Jeyasankar A.,Entomology Research Institute |
Raja N.,Gondar University |
Ignacimuthu S.,Entomology Research Institute
Saudi Journal of Biological Sciences | Year: 2011
A new crystal compound 2,5-diacetoxy-2-benzyl-4,4,6,6-tetramethyl-1,3-cyclohexanedione was isolated from the leaves of Syzygium lineare. The insecticidal activity of the compound was assessed against fourth instar larvae of Spodoptera litura. Its activity was better than the positive control azadirachtin. The compound was responsible for growth inhibition on S. litura. It induced larval, pupal and adult deformities even at low concentration. The compound may be useful as a botanical pesticide. © 2011.

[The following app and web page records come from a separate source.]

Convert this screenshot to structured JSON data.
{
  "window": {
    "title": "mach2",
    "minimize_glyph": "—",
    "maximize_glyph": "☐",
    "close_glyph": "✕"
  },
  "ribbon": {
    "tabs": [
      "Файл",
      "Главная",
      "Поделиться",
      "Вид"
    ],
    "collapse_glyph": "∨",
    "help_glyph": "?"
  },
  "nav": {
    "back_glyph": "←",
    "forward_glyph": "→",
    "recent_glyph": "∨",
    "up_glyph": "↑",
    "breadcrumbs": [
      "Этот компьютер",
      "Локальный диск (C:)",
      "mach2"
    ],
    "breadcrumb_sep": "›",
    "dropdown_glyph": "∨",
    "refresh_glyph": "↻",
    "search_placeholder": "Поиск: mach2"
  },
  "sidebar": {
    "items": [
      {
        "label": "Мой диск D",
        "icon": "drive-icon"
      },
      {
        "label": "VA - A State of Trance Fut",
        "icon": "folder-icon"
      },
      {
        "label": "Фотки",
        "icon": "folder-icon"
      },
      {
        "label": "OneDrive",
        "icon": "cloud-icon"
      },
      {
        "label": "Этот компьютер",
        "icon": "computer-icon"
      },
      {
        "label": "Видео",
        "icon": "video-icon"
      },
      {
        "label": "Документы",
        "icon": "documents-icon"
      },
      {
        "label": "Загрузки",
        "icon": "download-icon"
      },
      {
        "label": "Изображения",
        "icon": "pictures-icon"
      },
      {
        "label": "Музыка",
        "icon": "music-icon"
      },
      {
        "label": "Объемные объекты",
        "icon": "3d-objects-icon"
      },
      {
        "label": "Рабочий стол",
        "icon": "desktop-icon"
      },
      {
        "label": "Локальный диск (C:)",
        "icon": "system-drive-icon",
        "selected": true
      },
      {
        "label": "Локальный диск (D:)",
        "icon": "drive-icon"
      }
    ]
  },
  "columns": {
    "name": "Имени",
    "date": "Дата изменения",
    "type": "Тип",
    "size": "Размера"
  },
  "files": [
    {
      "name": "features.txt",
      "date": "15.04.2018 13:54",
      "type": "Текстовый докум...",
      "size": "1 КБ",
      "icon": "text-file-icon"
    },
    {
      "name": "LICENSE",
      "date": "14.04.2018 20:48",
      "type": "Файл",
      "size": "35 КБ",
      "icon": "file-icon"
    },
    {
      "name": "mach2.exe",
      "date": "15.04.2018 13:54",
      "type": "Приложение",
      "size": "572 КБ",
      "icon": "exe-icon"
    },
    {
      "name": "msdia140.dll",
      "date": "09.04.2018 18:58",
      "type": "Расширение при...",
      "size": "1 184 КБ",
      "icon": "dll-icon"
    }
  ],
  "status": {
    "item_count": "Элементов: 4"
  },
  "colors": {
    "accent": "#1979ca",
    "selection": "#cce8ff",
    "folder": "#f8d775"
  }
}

Tekeste Z.,Addis Ababa Institute of Technology |
Tekeste Z.,Gondar University |
Petros B.,Addis Ababa Institute of Technology
Malaria Journal | Year: 2010
Background: The virulence of Plasmodium falciparum is associated with the capacity of the infected red blood cell (iRBC) to adhere to uninfected RBCs, a process known as rosetting, which has been linked to the occurrence of severe malaria. The present study was carried out in three Ethiopian malaria endemic localities to investigate the relationship between blood group type and severe disease in falciparum malaria. Methods: A total of 210 cases of malaria (70 severe and 140 uncomplicated) and 190 healthy controls participated in the study. Patients with at least one of the severe malaria syndromes (cerebral malaria, severe anaemia and circulatory collapse) were considered as severe malaria cases. Results: In the severe malaria category, there were 25 (35.7%), 15 (21.4%), 14 (20%) and 16 (22.9%) blood group A, B, AB and O patients, respectively. Blood group O was the dominant blood type in both uncomplicated malaria (45.7%) and healthy controls (41.6%). A case of severe malaria was almost twice as likely to be of type A as to be of type O (odds ratio (OR) 0.42, 95% confidence interval (CI) 0.20-0.88, P = 0.019), and more than twice as likely to be of type B as to be of type O (OR 0.38, 95% CI 0.16-0.89, P = 0.02). Furthermore, individuals with severe malaria were about six fold less likely to be of O as to be of type AB (OR 0.19, 95% CI 0.07-0.51, P = 0.0005). Conclusion: The study revealed that on the basis of the three criteria (cerebral malaria, severe anaemia and circulatory collapse) used to determine severity in P. falciparum malaria, patients with blood group O, which is less prone to rosetting have a reduced chance of developing severe falciparum malaria as compared to patients with other blood groups. © 2010 Tekeste and Petros; licensee BioMed Central Ltd.